TASK INPUTS: Begin

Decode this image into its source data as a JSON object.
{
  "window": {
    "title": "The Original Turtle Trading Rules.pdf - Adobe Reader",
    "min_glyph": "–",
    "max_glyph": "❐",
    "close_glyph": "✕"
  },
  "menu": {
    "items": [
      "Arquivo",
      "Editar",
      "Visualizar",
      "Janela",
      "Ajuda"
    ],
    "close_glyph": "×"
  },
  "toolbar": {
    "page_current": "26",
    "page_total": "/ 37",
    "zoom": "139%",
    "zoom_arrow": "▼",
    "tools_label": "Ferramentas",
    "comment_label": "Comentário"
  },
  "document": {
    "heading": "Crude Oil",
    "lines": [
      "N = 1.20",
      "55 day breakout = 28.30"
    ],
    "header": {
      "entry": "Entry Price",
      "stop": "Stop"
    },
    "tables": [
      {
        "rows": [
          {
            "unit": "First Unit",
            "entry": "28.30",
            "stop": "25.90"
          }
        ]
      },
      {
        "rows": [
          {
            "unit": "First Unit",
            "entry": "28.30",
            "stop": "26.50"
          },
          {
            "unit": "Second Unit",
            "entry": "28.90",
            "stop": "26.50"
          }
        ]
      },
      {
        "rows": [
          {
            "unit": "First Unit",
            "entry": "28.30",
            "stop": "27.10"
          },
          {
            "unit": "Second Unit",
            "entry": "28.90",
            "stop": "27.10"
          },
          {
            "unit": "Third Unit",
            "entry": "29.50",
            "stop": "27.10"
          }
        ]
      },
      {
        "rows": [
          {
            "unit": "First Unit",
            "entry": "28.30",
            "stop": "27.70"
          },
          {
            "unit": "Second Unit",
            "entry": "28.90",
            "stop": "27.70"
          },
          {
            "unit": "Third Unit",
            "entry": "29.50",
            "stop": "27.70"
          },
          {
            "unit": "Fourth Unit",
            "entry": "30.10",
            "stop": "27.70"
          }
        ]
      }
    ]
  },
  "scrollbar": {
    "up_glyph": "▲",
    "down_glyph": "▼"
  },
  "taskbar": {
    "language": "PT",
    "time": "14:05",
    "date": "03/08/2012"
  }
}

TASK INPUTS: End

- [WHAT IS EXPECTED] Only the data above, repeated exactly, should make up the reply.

- [RESPONSE TO THE EXERCISE]
Decode this image into its source data as a JSON object.
{
  "window": {
    "title": "The Original Turtle Trading Rules.pdf - Adobe Reader",
    "min_glyph": "–",
    "max_glyph": "❐",
    "close_glyph": "✕"
  },
  "menu": {
    "items": [
      "Arquivo",
      "Editar",
      "Visualizar",
      "Janela",
      "Ajuda"
    ],
    "close_glyph": "×"
  },
  "toolbar": {
    "page_current": "26",
    "page_total": "/ 37",
    "zoom": "139%",
    "zoom_arrow": "▼",
    "tools_label": "Ferramentas",
    "comment_label": "Comentário"
  },
  "document": {
    "heading": "Crude Oil",
    "lines": [
      "N = 1.20",
      "55 day breakout = 28.30"
    ],
    "header": {
      "entry": "Entry Price",
      "stop": "Stop"
    },
    "tables": [
      {
        "rows": [
          {
            "unit": "First Unit",
            "entry": "28.30",
            "stop": "25.90"
          }
        ]
      },
      {
        "rows": [
          {
            "unit": "First Unit",
            "entry": "28.30",
            "stop": "26.50"
          },
          {
            "unit": "Second Unit",
            "entry": "28.90",
            "stop": "26.50"
          }
        ]
      },
      {
        "rows": [
          {
            "unit": "First Unit",
            "entry": "28.30",
            "stop": "27.10"
          },
          {
            "unit": "Second Unit",
            "entry": "28.90",
            "stop": "27.10"
          },
          {
            "unit": "Third Unit",
            "entry": "29.50",
            "stop": "27.10"
          }
        ]
      },
      {
        "rows": [
          {
            "unit": "First Unit",
            "entry": "28.30",
            "stop": "27.70"
          },
          {
            "unit": "Second Unit",
            "entry": "28.90",
            "stop": "27.70"
          },
          {
            "unit": "Third Unit",
            "entry": "29.50",
            "stop": "27.70"
          },
          {
            "unit": "Fourth Unit",
            "entry": "30.10",
            "stop": "27.70"
          }
        ]
      }
    ]
  },
  "scrollbar": {
    "up_glyph": "▲",
    "down_glyph": "▼"
  },
  "taskbar": {
    "language": "PT",
    "time": "14:05",
    "date": "03/08/2012"
  }
}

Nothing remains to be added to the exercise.